Please count every line of the following material that holds "subtitle" and give the total alone.

Given data ▸
####################
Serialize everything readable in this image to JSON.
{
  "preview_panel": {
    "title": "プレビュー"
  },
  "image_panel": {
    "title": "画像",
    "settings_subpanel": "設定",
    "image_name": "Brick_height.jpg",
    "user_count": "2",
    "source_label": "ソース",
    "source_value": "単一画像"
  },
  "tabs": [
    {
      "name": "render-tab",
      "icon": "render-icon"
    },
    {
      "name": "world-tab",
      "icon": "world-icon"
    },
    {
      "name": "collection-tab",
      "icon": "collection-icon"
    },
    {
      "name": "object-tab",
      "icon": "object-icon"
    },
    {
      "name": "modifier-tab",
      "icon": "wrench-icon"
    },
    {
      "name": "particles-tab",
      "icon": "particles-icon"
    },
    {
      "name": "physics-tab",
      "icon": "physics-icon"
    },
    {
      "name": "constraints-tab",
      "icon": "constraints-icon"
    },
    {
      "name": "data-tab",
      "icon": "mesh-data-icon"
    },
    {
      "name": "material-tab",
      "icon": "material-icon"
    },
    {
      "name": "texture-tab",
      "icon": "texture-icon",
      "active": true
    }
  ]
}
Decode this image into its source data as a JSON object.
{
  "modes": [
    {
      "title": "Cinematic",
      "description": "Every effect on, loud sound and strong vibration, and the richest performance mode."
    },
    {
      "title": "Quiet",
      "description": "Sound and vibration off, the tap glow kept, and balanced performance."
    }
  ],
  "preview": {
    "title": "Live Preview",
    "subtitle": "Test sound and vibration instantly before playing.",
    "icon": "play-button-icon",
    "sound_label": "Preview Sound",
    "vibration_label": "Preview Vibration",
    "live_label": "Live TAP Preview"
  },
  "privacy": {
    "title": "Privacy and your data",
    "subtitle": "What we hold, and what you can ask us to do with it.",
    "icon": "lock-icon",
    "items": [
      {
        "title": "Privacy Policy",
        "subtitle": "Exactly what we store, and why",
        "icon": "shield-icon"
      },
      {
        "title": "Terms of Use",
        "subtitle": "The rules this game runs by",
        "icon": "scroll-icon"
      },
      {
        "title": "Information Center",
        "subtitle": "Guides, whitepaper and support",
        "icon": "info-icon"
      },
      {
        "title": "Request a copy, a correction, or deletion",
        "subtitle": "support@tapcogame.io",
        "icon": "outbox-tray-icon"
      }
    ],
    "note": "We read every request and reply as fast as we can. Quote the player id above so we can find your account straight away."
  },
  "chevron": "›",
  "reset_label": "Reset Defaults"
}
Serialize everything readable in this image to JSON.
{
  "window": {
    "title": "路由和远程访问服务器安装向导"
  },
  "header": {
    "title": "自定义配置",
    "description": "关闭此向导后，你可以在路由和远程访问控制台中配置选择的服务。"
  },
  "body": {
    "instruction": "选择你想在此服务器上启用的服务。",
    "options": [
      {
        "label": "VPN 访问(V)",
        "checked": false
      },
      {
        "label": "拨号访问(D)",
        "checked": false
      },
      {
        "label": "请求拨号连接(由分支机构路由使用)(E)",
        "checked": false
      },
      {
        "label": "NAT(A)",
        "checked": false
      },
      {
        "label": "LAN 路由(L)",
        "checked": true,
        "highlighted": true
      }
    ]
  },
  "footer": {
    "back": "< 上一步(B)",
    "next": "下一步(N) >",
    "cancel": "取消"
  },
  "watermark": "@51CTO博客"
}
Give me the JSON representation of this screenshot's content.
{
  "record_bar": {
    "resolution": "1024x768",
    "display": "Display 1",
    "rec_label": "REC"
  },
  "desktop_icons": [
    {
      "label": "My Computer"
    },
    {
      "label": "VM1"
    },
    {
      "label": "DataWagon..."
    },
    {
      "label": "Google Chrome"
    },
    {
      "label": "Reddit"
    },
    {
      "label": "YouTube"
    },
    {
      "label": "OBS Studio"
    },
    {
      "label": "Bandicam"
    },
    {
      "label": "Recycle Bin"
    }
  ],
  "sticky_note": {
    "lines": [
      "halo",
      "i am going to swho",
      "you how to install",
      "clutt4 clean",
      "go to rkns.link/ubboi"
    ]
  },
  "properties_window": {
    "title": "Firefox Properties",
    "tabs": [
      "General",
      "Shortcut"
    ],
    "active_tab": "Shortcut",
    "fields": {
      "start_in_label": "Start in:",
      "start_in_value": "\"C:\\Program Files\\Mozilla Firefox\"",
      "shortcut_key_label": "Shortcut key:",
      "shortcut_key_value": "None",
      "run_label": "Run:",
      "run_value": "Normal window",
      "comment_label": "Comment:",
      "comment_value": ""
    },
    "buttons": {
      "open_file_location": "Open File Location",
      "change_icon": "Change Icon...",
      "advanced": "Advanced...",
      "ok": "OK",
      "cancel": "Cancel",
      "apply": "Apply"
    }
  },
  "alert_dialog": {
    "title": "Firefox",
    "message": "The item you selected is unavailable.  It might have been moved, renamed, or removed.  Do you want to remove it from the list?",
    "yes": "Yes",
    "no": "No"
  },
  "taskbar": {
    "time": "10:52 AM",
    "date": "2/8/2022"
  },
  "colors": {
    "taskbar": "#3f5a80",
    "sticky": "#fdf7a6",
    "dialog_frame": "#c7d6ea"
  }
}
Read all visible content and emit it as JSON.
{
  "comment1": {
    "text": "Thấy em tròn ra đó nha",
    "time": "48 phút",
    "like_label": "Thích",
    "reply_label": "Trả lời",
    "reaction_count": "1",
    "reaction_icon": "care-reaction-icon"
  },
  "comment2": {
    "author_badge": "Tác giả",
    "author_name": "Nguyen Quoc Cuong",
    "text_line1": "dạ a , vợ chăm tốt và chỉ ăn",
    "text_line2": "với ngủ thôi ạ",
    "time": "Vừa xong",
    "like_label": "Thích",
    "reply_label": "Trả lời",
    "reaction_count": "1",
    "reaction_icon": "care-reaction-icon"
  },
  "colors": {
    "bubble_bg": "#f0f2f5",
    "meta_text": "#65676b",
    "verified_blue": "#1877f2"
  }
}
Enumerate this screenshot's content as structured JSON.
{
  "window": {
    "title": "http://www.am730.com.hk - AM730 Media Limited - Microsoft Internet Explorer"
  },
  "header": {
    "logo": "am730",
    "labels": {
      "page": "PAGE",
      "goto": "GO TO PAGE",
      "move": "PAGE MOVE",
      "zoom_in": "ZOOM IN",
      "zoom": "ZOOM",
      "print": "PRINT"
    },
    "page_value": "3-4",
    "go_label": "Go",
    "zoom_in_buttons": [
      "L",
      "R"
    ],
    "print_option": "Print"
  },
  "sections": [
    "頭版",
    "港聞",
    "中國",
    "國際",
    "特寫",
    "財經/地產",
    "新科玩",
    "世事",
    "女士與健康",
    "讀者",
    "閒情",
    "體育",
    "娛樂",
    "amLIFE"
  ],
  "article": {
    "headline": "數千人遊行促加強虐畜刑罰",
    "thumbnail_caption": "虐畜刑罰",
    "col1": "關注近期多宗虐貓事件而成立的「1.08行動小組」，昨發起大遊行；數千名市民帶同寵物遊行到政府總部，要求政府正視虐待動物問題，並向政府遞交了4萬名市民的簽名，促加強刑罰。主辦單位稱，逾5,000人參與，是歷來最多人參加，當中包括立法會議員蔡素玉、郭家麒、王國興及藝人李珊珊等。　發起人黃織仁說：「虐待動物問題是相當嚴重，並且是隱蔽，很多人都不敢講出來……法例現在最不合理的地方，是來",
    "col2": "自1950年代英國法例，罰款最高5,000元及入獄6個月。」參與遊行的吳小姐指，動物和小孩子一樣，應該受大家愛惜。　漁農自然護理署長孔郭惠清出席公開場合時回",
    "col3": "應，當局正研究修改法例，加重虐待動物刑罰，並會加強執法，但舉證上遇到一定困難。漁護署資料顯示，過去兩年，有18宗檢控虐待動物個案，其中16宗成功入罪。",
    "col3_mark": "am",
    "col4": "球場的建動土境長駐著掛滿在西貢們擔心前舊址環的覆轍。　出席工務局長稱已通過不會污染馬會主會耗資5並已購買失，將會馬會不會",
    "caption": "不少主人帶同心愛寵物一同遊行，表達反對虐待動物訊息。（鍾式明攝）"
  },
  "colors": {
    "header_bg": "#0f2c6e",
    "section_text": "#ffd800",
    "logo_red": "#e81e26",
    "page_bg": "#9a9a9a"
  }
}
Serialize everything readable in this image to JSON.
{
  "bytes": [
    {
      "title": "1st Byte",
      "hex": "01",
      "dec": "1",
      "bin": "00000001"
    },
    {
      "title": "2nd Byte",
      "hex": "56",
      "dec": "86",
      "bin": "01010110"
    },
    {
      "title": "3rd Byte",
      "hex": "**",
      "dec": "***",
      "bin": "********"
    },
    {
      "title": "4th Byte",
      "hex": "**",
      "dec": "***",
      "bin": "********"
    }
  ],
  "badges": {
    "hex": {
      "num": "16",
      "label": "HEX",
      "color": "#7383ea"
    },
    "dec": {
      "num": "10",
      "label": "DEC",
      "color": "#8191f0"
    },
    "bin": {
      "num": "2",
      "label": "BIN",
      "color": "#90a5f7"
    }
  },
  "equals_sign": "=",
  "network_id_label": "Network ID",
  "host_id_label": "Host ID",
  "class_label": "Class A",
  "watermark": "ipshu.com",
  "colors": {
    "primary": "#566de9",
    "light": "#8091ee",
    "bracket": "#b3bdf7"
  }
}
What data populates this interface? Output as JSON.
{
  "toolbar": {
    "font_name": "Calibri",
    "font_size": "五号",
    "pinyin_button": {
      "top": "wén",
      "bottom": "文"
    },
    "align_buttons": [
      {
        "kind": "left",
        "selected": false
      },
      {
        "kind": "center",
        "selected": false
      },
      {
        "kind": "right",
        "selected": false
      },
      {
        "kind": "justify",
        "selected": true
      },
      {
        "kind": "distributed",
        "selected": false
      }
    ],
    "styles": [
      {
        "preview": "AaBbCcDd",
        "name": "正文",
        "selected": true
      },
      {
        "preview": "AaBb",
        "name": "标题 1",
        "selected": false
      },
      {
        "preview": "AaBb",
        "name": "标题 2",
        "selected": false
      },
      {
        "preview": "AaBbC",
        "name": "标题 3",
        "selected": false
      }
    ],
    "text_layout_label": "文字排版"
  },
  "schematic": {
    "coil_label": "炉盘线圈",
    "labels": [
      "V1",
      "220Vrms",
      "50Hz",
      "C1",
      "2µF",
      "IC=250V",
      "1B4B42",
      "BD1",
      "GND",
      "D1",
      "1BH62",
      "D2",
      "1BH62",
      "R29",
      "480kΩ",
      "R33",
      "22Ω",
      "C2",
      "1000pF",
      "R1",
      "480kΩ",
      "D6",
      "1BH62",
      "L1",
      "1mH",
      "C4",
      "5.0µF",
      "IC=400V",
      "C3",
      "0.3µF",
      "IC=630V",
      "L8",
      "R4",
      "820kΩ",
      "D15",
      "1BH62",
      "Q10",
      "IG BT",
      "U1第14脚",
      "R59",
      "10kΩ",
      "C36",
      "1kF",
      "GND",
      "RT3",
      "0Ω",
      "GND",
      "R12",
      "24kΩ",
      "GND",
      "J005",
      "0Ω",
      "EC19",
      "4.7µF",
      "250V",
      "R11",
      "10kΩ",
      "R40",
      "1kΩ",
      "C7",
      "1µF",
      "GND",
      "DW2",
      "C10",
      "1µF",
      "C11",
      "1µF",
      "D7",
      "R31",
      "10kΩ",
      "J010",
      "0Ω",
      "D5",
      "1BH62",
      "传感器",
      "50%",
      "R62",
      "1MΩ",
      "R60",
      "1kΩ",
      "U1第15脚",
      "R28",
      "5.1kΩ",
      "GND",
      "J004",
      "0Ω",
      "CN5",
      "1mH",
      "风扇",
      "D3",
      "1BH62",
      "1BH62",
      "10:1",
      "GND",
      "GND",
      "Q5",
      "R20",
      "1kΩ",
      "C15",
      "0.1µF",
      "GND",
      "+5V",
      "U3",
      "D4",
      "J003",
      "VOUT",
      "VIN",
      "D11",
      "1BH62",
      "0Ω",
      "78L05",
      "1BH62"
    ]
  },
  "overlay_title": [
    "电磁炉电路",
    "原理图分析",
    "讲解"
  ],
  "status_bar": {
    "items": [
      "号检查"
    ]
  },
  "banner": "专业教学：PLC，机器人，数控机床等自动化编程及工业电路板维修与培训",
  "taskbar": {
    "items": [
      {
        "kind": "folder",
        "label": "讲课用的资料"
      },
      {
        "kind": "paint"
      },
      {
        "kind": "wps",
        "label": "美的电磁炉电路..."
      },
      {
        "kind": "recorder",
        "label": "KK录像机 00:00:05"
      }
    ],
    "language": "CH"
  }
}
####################
Solution to this problem ▸
6